You can merge technical and fundamental analysis to yield an integrated trading strategy. Often, traders analyze the differences between technical and fundamental analysis. However, merging the two approached comes with various benefits.
While there are no indications to demonstrate the superior style, merging the two can provide more decisive trade alternatives. Read on to learn various methods of merging technical and fundamental analysis.
How to Merge Technical and Fundamental Analysis
Some of the technical analysis methods that you can merge with fundamental analysis for better insights include:
- Merging range-bound with fundamental analysis
- Leveraging oscillators with fundamental analysis
- Merging breakout trading with fundamental analysis
Some technical analysis techniques merge with fundamental analysis well to give investors additional information. They include:
When an investor or analyst is exploring a stock, they need to understand other investors’ vows. They (experienced investors) could have extra information about the company or generate a trend. A popular technique of determining market sentiment is to evaluate the newly traded volume. Large spikes indicate a significant percentage of the trading community has noticed the stock and the shares are either under distribution or accumulation.
Volume indicators are popular among traders because they help determine whether other investors support your view on a particular security. Often, when the volume increases, many traders translate to indicate that traders are appeal which could trigger a reversal.
Determining Short-Term Movements

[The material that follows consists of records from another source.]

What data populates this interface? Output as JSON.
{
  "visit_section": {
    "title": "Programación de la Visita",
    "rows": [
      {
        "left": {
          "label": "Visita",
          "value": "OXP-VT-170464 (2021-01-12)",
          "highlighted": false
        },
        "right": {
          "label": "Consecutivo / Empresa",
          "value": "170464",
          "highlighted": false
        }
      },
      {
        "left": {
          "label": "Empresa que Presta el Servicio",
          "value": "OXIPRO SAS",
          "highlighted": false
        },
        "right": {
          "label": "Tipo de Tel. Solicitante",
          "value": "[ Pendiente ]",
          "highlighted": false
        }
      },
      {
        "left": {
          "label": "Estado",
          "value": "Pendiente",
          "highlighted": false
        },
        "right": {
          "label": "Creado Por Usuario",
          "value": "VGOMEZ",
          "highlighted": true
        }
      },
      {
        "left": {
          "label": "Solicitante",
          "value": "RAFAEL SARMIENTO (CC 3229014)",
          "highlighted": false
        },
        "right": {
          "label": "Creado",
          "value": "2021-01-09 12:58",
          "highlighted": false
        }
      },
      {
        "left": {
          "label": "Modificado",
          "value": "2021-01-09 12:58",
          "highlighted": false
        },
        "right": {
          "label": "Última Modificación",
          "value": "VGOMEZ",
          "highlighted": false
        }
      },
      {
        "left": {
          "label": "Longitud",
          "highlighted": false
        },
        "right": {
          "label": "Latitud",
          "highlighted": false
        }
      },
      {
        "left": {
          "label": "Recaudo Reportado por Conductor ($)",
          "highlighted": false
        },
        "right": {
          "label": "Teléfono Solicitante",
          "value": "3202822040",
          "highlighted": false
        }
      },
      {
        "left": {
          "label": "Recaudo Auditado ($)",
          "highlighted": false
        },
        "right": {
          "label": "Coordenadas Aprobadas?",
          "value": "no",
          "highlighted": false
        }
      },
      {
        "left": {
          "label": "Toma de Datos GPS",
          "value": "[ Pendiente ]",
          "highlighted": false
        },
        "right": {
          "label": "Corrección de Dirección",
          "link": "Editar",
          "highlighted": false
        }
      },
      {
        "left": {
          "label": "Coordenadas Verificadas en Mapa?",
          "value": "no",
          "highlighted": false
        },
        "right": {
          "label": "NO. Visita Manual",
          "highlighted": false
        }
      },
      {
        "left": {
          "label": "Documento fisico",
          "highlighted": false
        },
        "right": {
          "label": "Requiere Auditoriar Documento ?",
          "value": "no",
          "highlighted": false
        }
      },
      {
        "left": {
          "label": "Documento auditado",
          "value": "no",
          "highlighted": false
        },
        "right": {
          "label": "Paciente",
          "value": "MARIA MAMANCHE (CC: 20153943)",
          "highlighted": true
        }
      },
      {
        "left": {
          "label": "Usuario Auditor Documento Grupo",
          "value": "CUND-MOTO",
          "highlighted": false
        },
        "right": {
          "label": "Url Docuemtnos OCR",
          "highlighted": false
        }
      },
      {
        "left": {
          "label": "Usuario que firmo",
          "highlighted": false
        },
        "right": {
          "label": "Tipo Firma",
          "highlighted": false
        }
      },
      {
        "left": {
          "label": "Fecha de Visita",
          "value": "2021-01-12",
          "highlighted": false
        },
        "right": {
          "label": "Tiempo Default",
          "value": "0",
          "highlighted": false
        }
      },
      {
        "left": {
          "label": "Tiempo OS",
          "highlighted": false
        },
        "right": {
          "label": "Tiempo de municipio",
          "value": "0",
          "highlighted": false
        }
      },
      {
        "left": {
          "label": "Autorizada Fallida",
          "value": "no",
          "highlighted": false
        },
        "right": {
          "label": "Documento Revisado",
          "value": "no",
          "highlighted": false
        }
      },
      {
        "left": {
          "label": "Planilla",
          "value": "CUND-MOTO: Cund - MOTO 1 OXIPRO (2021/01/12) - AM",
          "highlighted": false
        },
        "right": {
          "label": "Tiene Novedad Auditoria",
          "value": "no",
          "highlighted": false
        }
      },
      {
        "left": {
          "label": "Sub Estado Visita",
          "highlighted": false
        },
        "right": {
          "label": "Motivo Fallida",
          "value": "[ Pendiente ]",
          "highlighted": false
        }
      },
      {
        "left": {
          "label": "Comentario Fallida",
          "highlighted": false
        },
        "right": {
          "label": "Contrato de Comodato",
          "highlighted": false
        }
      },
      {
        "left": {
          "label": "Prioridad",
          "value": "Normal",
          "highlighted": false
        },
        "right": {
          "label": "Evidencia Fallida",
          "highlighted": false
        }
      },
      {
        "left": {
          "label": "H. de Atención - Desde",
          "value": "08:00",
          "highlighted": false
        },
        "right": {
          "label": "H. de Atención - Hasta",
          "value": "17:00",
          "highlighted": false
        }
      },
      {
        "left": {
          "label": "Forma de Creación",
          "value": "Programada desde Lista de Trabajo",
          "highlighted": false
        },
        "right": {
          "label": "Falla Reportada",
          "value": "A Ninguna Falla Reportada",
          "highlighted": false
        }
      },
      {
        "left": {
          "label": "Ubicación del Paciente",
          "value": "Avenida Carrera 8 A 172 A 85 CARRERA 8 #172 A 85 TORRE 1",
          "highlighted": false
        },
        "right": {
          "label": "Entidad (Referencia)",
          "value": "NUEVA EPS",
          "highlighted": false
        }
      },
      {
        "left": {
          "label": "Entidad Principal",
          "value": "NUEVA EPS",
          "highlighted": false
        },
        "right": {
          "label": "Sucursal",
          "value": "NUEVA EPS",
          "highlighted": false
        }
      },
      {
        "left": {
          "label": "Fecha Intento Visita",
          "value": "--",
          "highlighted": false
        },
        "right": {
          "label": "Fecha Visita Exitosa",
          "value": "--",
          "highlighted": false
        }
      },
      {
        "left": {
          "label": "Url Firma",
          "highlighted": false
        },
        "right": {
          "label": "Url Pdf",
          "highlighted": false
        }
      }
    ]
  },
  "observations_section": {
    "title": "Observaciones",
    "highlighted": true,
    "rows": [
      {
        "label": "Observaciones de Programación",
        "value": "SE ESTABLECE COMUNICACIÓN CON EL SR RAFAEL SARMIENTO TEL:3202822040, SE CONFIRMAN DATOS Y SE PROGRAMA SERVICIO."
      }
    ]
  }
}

Many fundamental investors target the long haul while gaining a suitable buy-in price and selling price after liquidating a particular position. Technical analysis may come in handy during such situations. When a stock surpasses its 15 or 21 day MA (moving average) to the downside or upside, it often pursues that trend for a short period. That action could indicate what to expect in the next term. Many fundamental investors and chartists often leverage 200 and 50- day averages to determine long-term breakout arrangements. These analyses and charts can be ideal for investors or traders focusing on timing a trade or strengthening a suitable exit or entry price in a particular stock.
Monitoring Response Over Time
Often, fundamental analysts evaluate a chart in a particular industry, stock, market, or index to establish the entity’s performance over time when some news types have been released. Patterns often repeat themselves, and the investors who were turned off or convinced by the news may react in the same way over time.
For instance, if you monitor housing stock charts, you will realize that they decline when Federal Reserve skips an interest rate reduction. You may also want to check how home improvement businesses perform when there is a decline in existing or new home sales. The lower reactive move often happens each of these times. Assessing historical trends allows investors to foresee the potential reaction to future events.
What are the Drawbacks of Merging?
Technical analysis could offer incomplete and inaccurate views on stocks due to:
· It’s History
Determining and expecting some movements when a specific stock surpasses a huge MA or depending on patterns is possible. However, charts cannot foresee future negative or positive fundamental information.
They instead focus on the past. However, of news break that a company is almost releasing an excellent quarter, investors could leverage the opportunity because the good news will display on the charts. A simple chart may not give the investor critical long-term fundamental data like future earnings per share or cash flow direction.
· The crowd can Sometimes Get it Wrong
Buying into a stock when it is experiencing an upside momentum is excellent. However, investors should understand that sometimes crowds can be inaccurate. Chances may be that a stock that is experiencing massive accumulation is highly distributed next. Stocks that are being accumulated sold in one week may be under accumulation the following weeks.
In this case, the crowd is wrong feeling can appear in the vast amount of money you invested at the beginning of the millennium. Here, money would flow into company shares. However, when the bottom discharged, the money would flow back into the stock markets and stocks.
Technical analysis can be an effective tool, but you must understand its benefits and drawbacks before adopting it. No precise answers exist on whether investors can use technical analysis in place of fundamental analysis. However, many investors and traders are confident that it offers significant benefits when you use it to compliment other investing techniques.